- Work to complete
An acceptable answer contains each line of the material, unchanged.

- Data listing
--- START ---
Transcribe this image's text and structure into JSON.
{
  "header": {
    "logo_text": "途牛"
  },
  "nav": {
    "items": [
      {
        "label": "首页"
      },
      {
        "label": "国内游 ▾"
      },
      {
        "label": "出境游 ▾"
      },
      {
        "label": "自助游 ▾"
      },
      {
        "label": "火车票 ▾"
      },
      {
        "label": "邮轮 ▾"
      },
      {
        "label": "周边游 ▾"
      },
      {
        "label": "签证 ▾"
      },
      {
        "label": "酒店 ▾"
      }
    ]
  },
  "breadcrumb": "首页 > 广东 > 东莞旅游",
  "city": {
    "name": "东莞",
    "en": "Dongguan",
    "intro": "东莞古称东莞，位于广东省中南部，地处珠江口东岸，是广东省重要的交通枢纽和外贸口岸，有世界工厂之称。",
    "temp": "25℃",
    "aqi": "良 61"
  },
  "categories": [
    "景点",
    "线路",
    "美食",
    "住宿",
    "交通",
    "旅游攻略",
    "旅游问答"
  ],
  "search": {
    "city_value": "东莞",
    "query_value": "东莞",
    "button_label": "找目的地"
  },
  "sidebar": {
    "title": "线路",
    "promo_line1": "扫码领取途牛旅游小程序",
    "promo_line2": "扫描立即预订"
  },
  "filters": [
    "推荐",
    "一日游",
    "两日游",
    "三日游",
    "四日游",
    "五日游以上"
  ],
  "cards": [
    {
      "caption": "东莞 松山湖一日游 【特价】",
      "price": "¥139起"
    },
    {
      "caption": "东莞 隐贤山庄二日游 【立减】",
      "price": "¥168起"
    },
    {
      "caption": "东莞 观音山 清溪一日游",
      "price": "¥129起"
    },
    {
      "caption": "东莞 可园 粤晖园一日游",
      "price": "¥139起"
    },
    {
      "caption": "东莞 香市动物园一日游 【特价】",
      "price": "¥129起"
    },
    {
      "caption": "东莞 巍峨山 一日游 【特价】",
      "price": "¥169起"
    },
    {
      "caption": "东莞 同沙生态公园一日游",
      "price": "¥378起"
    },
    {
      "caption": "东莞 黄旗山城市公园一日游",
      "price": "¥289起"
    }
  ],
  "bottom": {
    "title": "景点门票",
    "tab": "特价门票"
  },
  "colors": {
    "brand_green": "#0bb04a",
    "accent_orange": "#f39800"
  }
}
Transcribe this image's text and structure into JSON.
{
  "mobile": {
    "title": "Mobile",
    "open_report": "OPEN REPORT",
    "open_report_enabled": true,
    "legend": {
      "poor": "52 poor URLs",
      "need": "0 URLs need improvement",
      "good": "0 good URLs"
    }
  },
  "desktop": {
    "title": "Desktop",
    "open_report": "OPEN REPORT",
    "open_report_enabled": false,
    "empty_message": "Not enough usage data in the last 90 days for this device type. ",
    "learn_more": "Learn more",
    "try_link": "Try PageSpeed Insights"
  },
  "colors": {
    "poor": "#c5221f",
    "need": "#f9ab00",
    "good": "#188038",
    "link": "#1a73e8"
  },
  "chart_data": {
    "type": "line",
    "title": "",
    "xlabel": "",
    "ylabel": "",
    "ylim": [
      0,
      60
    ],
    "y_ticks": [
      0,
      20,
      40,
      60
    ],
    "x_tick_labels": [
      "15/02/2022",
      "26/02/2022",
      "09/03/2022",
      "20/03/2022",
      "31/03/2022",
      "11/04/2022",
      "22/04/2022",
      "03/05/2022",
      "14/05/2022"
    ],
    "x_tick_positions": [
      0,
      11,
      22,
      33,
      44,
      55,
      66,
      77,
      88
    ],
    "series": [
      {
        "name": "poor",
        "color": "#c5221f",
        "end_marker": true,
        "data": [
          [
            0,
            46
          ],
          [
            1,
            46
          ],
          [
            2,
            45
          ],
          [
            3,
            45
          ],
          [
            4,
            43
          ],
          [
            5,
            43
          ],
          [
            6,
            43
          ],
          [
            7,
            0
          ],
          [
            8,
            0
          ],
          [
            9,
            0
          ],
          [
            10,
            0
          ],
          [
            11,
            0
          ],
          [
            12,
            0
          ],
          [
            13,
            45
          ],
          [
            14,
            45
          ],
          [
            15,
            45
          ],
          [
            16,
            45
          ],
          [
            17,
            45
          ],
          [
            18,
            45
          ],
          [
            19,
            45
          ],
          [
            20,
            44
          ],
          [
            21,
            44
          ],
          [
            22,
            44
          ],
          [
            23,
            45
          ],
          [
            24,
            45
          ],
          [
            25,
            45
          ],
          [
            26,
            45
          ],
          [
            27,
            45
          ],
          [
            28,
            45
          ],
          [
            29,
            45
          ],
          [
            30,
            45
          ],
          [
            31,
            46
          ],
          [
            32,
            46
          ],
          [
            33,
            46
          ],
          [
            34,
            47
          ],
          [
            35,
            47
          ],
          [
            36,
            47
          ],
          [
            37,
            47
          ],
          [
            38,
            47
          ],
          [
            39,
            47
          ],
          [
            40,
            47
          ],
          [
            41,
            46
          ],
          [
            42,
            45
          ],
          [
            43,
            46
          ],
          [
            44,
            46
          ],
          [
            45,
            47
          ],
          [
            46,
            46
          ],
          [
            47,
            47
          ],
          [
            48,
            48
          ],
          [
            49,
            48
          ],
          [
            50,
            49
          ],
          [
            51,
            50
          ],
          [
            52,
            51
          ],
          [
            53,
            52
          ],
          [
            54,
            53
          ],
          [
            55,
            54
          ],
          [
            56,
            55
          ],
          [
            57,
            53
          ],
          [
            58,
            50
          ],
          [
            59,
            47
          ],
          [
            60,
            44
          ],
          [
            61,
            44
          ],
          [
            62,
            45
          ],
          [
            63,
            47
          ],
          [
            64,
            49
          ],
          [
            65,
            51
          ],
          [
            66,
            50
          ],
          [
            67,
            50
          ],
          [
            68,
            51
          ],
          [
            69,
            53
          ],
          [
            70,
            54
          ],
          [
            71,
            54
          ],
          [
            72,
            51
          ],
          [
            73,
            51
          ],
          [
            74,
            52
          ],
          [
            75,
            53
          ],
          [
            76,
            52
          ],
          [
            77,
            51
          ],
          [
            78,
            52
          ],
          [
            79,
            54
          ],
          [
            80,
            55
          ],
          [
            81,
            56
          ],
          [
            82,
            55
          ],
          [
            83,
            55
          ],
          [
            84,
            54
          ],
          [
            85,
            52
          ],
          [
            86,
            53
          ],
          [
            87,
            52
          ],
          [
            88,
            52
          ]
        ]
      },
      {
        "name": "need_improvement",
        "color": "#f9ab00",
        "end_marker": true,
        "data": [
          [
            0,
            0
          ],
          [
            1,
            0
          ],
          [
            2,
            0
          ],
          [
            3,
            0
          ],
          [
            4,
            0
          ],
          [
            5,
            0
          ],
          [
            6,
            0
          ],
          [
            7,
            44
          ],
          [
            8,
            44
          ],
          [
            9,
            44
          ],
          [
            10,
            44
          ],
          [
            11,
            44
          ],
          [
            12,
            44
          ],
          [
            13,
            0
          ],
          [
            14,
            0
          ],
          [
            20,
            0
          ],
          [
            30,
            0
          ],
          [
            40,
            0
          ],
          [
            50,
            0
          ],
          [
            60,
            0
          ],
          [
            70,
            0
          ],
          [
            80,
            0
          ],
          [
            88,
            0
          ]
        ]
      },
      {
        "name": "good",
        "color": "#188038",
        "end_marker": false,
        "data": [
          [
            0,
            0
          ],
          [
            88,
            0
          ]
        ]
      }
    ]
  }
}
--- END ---
- Reply to the exercise
Transcribe this image's text and structure into JSON.
{
  "header": {
    "logo_text": "途牛"
  },
  "nav": {
    "items": [
      {
        "label": "首页"
      },
      {
        "label": "国内游 ▾"
      },
      {
        "label": "出境游 ▾"
      },
      {
        "label": "自助游 ▾"
      },
      {
        "label": "火车票 ▾"
      },
      {
        "label": "邮轮 ▾"
      },
      {
        "label": "周边游 ▾"
      },
      {
        "label": "签证 ▾"
      },
      {
        "label": "酒店 ▾"
      }
    ]
  },
  "breadcrumb": "首页 > 广东 > 东莞旅游",
  "city": {
    "name": "东莞",
    "en": "Dongguan",
    "intro": "东莞古称东莞，位于广东省中南部，地处珠江口东岸，是广东省重要的交通枢纽和外贸口岸，有世界工厂之称。",
    "temp": "25℃",
    "aqi": "良 61"
  },
  "categories": [
    "景点",
    "线路",
    "美食",
    "住宿",
    "交通",
    "旅游攻略",
    "旅游问答"
  ],
  "search": {
    "city_value": "东莞",
    "query_value": "东莞",
    "button_label": "找目的地"
  },
  "sidebar": {
    "title": "线路",
    "promo_line1": "扫码领取途牛旅游小程序",
    "promo_line2": "扫描立即预订"
  },
  "filters": [
    "推荐",
    "一日游",
    "两日游",
    "三日游",
    "四日游",
    "五日游以上"
  ],
  "cards": [
    {
      "caption": "东莞 松山湖一日游 【特价】",
      "price": "¥139起"
    },
    {
      "caption": "东莞 隐贤山庄二日游 【立减】",
      "price": "¥168起"
    },
    {
      "caption": "东莞 观音山 清溪一日游",
      "price": "¥129起"
    },
    {
      "caption": "东莞 可园 粤晖园一日游",
      "price": "¥139起"
    },
    {
      "caption": "东莞 香市动物园一日游 【特价】",
      "price": "¥129起"
    },
    {
      "caption": "东莞 巍峨山 一日游 【特价】",
      "price": "¥169起"
    },
    {
      "caption": "东莞 同沙生态公园一日游",
      "price": "¥378起"
    },
    {
      "caption": "东莞 黄旗山城市公园一日游",
      "price": "¥289起"
    }
  ],
  "bottom": {
    "title": "景点门票",
    "tab": "特价门票"
  },
  "colors": {
    "brand_green": "#0bb04a",
    "accent_orange": "#f39800"
  }
}
Transcribe this image's text and structure into JSON.
{
  "mobile": {
    "title": "Mobile",
    "open_report": "OPEN REPORT",
    "open_report_enabled": true,
    "legend": {
      "poor": "52 poor URLs",
      "need": "0 URLs need improvement",
      "good": "0 good URLs"
    }
  },
  "desktop": {
    "title": "Desktop",
    "open_report": "OPEN REPORT",
    "open_report_enabled": false,
    "empty_message": "Not enough usage data in the last 90 days for this device type. ",
    "learn_more": "Learn more",
    "try_link": "Try PageSpeed Insights"
  },
  "colors": {
    "poor": "#c5221f",
    "need": "#f9ab00",
    "good": "#188038",
    "link": "#1a73e8"
  },
  "chart_data": {
    "type": "line",
    "title": "",
    "xlabel": "",
    "ylabel": "",
    "ylim": [
      0,
      60
    ],
    "y_ticks": [
      0,
      20,
      40,
      60
    ],
    "x_tick_labels": [
      "15/02/2022",
      "26/02/2022",
      "09/03/2022",
      "20/03/2022",
      "31/03/2022",
      "11/04/2022",
      "22/04/2022",
      "03/05/2022",
      "14/05/2022"
    ],
    "x_tick_positions": [
      0,
      11,
      22,
      33,
      44,
      55,
      66,
      77,
      88
    ],
    "series": [
      {
        "name": "poor",
        "color": "#c5221f",
        "end_marker": true,
        "data": [
          [
            0,
            46
          ],
          [
            1,
            46
          ],
          [
            2,
            45
          ],
          [
            3,
            45
          ],
          [
            4,
            43
          ],
          [
            5,
            43
          ],
          [
            6,
            43
          ],
          [
            7,
            0
          ],
          [
            8,
            0
          ],
          [
            9,
            0
          ],
          [
            10,
            0
          ],
          [
            11,
            0
          ],
          [
            12,
            0
          ],
          [
            13,
            45
          ],
          [
            14,
            45
          ],
          [
            15,
            45
          ],
          [
            16,
            45
          ],
          [
            17,
            45
          ],
          [
            18,
            45
          ],
          [
            19,
            45
          ],
          [
            20,
            44
          ],
          [
            21,
            44
          ],
          [
            22,
            44
          ],
          [
            23,
            45
          ],
          [
            24,
            45
          ],
          [
            25,
            45
          ],
          [
            26,
            45
          ],
          [
            27,
            45
          ],
          [
            28,
            45
          ],
          [
            29,
            45
          ],
          [
            30,
            45
          ],
          [
            31,
            46
          ],
          [
            32,
            46
          ],
          [
            33,
            46
          ],
          [
            34,
            47
          ],
          [
            35,
            47
          ],
          [
            36,
            47
          ],
          [
            37,
            47
          ],
          [
            38,
            47
          ],
          [
            39,
            47
          ],
          [
            40,
            47
          ],
          [
            41,
            46
          ],
          [
            42,
            45
          ],
          [
            43,
            46
          ],
          [
            44,
            46
          ],
          [
            45,
            47
          ],
          [
            46,
            46
          ],
          [
            47,
            47
          ],
          [
            48,
            48
          ],
          [
            49,
            48
          ],
          [
            50,
            49
          ],
          [
            51,
            50
          ],
          [
            52,
            51
          ],
          [
            53,
            52
          ],
          [
            54,
            53
          ],
          [
            55,
            54
          ],
          [
            56,
            55
          ],
          [
            57,
            53
          ],
          [
            58,
            50
          ],
          [
            59,
            47
          ],
          [
            60,
            44
          ],
          [
            61,
            44
          ],
          [
            62,
            45
          ],
          [
            63,
            47
          ],
          [
            64,
            49
          ],
          [
            65,
            51
          ],
          [
            66,
            50
          ],
          [
            67,
            50
          ],
          [
            68,
            51
          ],
          [
            69,
            53
          ],
          [
            70,
            54
          ],
          [
            71,
            54
          ],
          [
            72,
            51
          ],
          [
            73,
            51
          ],
          [
            74,
            52
          ],
          [
            75,
            53
          ],
          [
            76,
            52
          ],
          [
            77,
            51
          ],
          [
            78,
            52
          ],
          [
            79,
            54
          ],
          [
            80,
            55
          ],
          [
            81,
            56
          ],
          [
            82,
            55
          ],
          [
            83,
            55
          ],
          [
            84,
            54
          ],
          [
            85,
            52
          ],
          [
            86,
            53
          ],
          [
            87,
            52
          ],
          [
            88,
            52
          ]
        ]
      },
      {
        "name": "need_improvement",
        "color": "#f9ab00",
        "end_marker": true,
        "data": [
          [
            0,
            0
          ],
          [
            1,
            0
          ],
          [
            2,
            0
          ],
          [
            3,
            0
          ],
          [
            4,
            0
          ],
          [
            5,
            0
          ],
          [
            6,
            0
          ],
          [
            7,
            44
          ],
          [
            8,
            44
          ],
          [
            9,
            44
          ],
          [
            10,
            44
          ],
          [
            11,
            44
          ],
          [
            12,
            44
          ],
          [
            13,
            0
          ],
          [
            14,
            0
          ],
          [
            20,
            0
          ],
          [
            30,
            0
          ],
          [
            40,
            0
          ],
          [
            50,
            0
          ],
          [
            60,
            0
          ],
          [
            70,
            0
          ],
          [
            80,
            0
          ],
          [
            88,
            0
          ]
        ]
      },
      {
        "name": "good",
        "color": "#188038",
        "end_marker": false,
        "data": [
          [
            0,
            0
          ],
          [
            88,
            0
          ]
        ]
      }
    ]
  }
}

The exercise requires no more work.